It’s difficult to know which polls to trust.  We’ve seen wild swings in many of them, and the only point of agreement between any of them is that none of them show the same electorate.  However, when selecting a poll for its predictive value in 2008, one can probably disregard one that still gets 2004 wrong.  The CBS poll released yesterday showing an 11-point lead for Barack Obama also picks John Kerry as the winner in the last election, at least among early voters (page 2):

2004 vote:    Early            Likely
Bush……………40%…………..40%
Kerry…………..45……………..40

This shows two significant problems.  First, Bush beat Kerry by three points, which makes this a little less valuable as a predictive tool.  Second, how did CBS determine “likely voters”?  In their methodology, they show only 9% of their sample as new voters, but the combined total of Bush and Kerry voters only comes to 80%.  Where did the other 11% go?  Into the ether?  And why would Bush voters be less likely to vote in 2008 than in 2004 (the missing 3%)?

It’s not the only problem in this poll.  As it does in most polls, CBS far oversampled Democrats.  The party-identification split on Democrats to Republicans has a 13-point gap, 41% to 28% respectively, among likely voters.  With most people predicting a gap closer to 3-5%, CBS gives Democrats at least an extra 8% in the sample — which accounts for most of Obama’s lead, apart from the other problems in this survey.

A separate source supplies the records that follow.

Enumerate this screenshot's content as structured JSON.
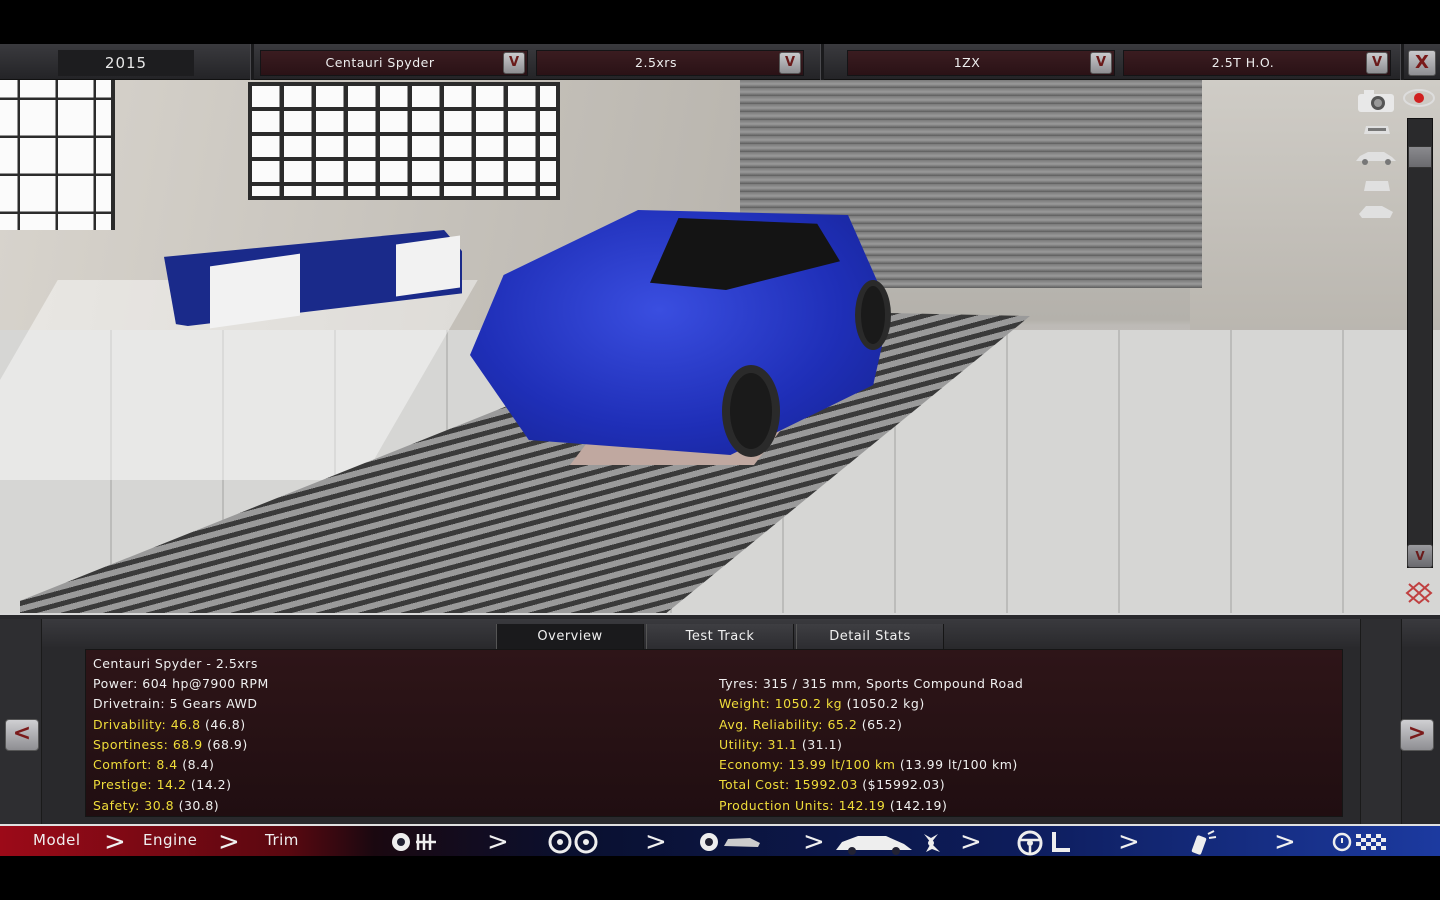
{
  "topbar": {
    "year": "2015",
    "model": "Centauri Spyder",
    "trim": "2.5xrs",
    "engine_family": "1ZX",
    "engine_variant": "2.5T H.O.",
    "dropdown_glyph": "V",
    "close_glyph": "X"
  },
  "right_toolbar": {
    "scroll_up": "^",
    "scroll_down": "V"
  },
  "tabs": [
    {
      "label": "Overview"
    },
    {
      "label": "Test Track"
    },
    {
      "label": "Detail Stats"
    }
  ],
  "stats": {
    "title": "Centauri Spyder - 2.5xrs",
    "power": "Power: 604 hp@7900 RPM",
    "drivetrain": "Drivetrain: 5 Gears AWD",
    "drivability_k": "Drivability: 46.8",
    "drivability_p": " (46.8)",
    "sportiness_k": "Sportiness: 68.9",
    "sportiness_p": " (68.9)",
    "comfort_k": "Comfort: 8.4",
    "comfort_p": " (8.4)",
    "prestige_k": "Prestige: 14.2",
    "prestige_p": " (14.2)",
    "safety_k": "Safety: 30.8",
    "safety_p": " (30.8)",
    "tyres": "Tyres: 315 / 315 mm, Sports Compound Road",
    "weight_k": "Weight: 1050.2 kg",
    "weight_p": " (1050.2 kg)",
    "reliability_k": "Avg. Reliability: 65.2",
    "reliability_p": " (65.2)",
    "utility_k": "Utility: 31.1",
    "utility_p": " (31.1)",
    "economy_k": "Economy: 13.99 lt/100 km",
    "economy_p": " (13.99 lt/100 km)",
    "cost_k": "Total Cost: 15992.03",
    "cost_p": " ($15992.03)",
    "units_k": "Production Units: 142.19",
    "units_p": " (142.19)"
  },
  "pager": {
    "prev": "<",
    "next": ">"
  },
  "nav": {
    "model": "Model",
    "engine": "Engine",
    "trim": "Trim",
    "chevron": ">"
  },
  "colors": {
    "accent_red": "#9c0a18",
    "accent_blue": "#1c3aa0",
    "stat_yellow": "#f0dd3a"
  }
}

Polls are always an educated guess at the best of times.  When a poll has trouble predicting the outcome of an election from four years earlier, it’s safe to ignore it. (via Reliapundit)